On Wednesday evening, I had dinner at Medium Rare , a fun, friendly, neighborhood restaurant in the Cleveland Park neighborhood of Washington DC, where “customers can just relax, and have a simple yet exceptional meal served to them.” This was my third time there, and each time I go, I am amazed by how busy it is. Honestly, it’s good but what’s so fantastic is the experience – there is a pre-fixed menu of artisan rustic bread, mixed green salad, and culotte steak and fries – the only thing you have to choose is the temperature of your steak. Even their wine and beer lists and the dessert menu are short. Everything is prepared well and consistent – something many people, including me, value in restaurants. The atmosphere is warm and friendly, and the staff is attentive. I have seen many restaurants come and go from Cleveland Park, and Medium Rare stays...and is always packed, just like on this random Wednesday night. It got me thinking about why this place is so popular. Is it the consistent experience you get every time you go? Do the apple pie and layered chocolate cake and the Dubble Bubble gum they give you with your check bring back childhood memories? Is it the feeling of knowing you don’t have to choose which steak you are going to have?
I turned to Yelp to gather some qualitative data. I read many at Medium Rare dinner reviews , and satisfaction seemed to come down to one experience: the fact that people don’t have to make a choice. Diners had posted things like, “For dinner, the only choice you had to (or could) make was how you wanted your steak cooked -- that's it!” and “It’s a pre-set menu so you don't have to make any decisions except how you want your steak done.” And “They have a set menu, and it's kind of nice to not have to make a decision once in a while.” So that was it! People enjoy not making decisions! Brilliant! I found this very interesting, especially considering how Americans LOVE choices. Take, for example, the “more than 200 item” menu at Cheesecake Factory, another restaurant that is always packed (and gives me great anxiety).

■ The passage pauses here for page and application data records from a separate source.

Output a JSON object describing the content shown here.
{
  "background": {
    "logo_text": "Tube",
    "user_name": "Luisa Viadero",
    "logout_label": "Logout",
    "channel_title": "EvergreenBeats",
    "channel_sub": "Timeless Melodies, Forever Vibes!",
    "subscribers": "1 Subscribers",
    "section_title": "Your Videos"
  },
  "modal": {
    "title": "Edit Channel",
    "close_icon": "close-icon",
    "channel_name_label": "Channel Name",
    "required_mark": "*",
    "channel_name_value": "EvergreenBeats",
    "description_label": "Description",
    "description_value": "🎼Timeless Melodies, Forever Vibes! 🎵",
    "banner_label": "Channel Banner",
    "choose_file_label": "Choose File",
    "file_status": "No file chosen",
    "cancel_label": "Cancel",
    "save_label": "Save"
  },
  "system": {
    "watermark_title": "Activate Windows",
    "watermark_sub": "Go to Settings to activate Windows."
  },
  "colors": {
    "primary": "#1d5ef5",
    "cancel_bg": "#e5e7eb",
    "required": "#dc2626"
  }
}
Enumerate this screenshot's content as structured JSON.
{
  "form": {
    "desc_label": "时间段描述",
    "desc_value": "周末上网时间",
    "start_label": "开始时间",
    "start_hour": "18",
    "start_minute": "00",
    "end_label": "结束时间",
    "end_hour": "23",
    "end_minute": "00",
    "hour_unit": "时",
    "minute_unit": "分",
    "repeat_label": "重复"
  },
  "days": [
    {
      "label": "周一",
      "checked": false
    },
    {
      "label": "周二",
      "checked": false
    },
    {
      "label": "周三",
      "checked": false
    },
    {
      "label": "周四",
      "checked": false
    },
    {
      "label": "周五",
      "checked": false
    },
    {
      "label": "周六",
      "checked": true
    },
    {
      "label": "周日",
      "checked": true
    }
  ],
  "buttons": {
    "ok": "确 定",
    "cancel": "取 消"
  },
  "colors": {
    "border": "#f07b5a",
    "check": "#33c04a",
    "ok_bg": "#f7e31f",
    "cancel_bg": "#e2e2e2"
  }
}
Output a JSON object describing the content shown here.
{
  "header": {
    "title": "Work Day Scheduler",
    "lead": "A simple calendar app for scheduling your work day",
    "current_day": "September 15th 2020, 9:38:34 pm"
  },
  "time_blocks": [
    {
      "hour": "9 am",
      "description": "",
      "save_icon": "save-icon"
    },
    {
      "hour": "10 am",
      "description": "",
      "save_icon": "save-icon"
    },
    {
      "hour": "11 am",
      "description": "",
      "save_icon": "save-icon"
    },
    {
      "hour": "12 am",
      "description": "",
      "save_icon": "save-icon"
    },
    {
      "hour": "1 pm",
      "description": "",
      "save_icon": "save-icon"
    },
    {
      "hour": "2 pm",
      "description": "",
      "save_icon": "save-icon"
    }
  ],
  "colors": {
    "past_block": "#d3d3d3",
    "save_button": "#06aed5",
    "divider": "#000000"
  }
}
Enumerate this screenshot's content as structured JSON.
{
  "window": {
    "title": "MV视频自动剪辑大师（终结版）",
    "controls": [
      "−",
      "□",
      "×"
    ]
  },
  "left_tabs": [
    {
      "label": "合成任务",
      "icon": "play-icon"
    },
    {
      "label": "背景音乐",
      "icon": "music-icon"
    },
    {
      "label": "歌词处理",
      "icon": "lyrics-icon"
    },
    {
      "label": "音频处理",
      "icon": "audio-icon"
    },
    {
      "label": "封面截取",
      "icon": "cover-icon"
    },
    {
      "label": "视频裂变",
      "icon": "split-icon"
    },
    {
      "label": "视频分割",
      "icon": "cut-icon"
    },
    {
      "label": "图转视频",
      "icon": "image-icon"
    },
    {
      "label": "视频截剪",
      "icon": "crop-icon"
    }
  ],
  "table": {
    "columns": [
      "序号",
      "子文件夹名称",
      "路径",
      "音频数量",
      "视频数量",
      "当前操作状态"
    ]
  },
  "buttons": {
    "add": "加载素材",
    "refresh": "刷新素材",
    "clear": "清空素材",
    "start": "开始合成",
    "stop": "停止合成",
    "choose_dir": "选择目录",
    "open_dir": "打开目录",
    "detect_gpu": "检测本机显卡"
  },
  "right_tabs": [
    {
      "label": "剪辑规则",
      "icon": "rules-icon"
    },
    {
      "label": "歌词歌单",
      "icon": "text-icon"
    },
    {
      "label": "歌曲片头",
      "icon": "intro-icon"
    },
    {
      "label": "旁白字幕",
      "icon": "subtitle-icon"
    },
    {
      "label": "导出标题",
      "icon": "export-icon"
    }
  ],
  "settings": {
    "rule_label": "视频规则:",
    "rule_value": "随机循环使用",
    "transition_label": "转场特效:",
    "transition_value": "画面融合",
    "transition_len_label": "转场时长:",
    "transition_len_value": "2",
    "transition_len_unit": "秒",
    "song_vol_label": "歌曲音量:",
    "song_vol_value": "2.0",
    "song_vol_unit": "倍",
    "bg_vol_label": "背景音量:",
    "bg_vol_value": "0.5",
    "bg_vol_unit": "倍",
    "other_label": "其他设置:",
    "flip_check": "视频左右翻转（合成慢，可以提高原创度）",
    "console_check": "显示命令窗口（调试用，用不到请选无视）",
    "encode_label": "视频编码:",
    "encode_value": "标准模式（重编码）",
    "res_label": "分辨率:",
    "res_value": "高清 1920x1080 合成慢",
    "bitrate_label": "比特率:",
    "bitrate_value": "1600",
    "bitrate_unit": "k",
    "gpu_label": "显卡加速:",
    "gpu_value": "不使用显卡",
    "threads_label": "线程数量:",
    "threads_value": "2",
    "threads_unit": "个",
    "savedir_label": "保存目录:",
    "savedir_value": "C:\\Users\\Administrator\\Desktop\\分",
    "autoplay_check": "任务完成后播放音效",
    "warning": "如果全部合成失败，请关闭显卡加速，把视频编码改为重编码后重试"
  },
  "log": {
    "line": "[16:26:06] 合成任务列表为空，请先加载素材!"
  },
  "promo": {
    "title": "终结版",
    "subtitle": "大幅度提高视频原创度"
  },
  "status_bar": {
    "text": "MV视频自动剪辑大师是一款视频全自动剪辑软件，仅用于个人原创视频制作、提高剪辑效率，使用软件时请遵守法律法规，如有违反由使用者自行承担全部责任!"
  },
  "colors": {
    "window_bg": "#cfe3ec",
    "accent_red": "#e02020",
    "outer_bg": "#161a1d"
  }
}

It got me thinking about the workshop I had just taught earlier in the day at the Census Bureau with Amy Anderson Riemer about the usability of web-based surveys. During the class, Amy had discussed “mode paralysis” and how survey respondents do not make a decision when given one. In trying to increase survey response rates, researchers often give people the choice of how to respond, usually by mail or web. The notion is that respondents have a preferred method of responding; thus, if we provide a choice between different modes, then people are more likely to choose the preferred method, and response rates will be high. Yet, contrary to what we might expect, researchers (1) have found that giving respondents the option to respond to surveys via mail or web actually decreases response rates. Millar, O’Neill and Dillman (2009) (2) actually suggest that withholding the paper option altogether could drive people to the web. This could have the profound effect of increasing response rates and decreasing costs. (Note that providing different response modes after the first contact appears to lead to increased responses from those who do not respond the first time around) (3).
One very interesting finding from Millar et al. (2009) was that respondents actually expressed that they preferred the survey mode they were “pushed” to (i.e., that they must use). So when we don’t give people an option, they are forced to respond in the way we ask them to, and they are more likely to do it than if we give options, and they report actually liking it!
This was exactly what I was seeing at Medium Rare. People do not have a choice in what they are going to eat, and then they rave about the experience and keep coming back for more. Who would have thought that this simplicity would lead to such success? (Well the owners of Medium Rare, that’s who. I wonder if they have read the survey methodology literature and at The Paradox of Choice…). So just like Medium Rare, we should consider the effects of not providing choices. Eliminating choices may greatly reduce the anxiety and busyness in our lives, freeing up time to do other things we enjoy, like socializing with family and friends at dinner. Next time you are designing a survey, consider not providing a choice, and instead, make your survey “Medium Rare.”
- Israel, G. D. (2009). Obtaining responses by mail or web: Response rates and data consequences. Proceedings from the American Association of Public Opinion Research (AAPOR) conference. https://www.amstat.org/sections/srms/proceedings/y2009/Files/400050.pdf
- Millar, M. & Dillman, D. A. (2011). Improving response to Web and mixed-mode surveys. Public Opinion Quarterly, 75, 249-269.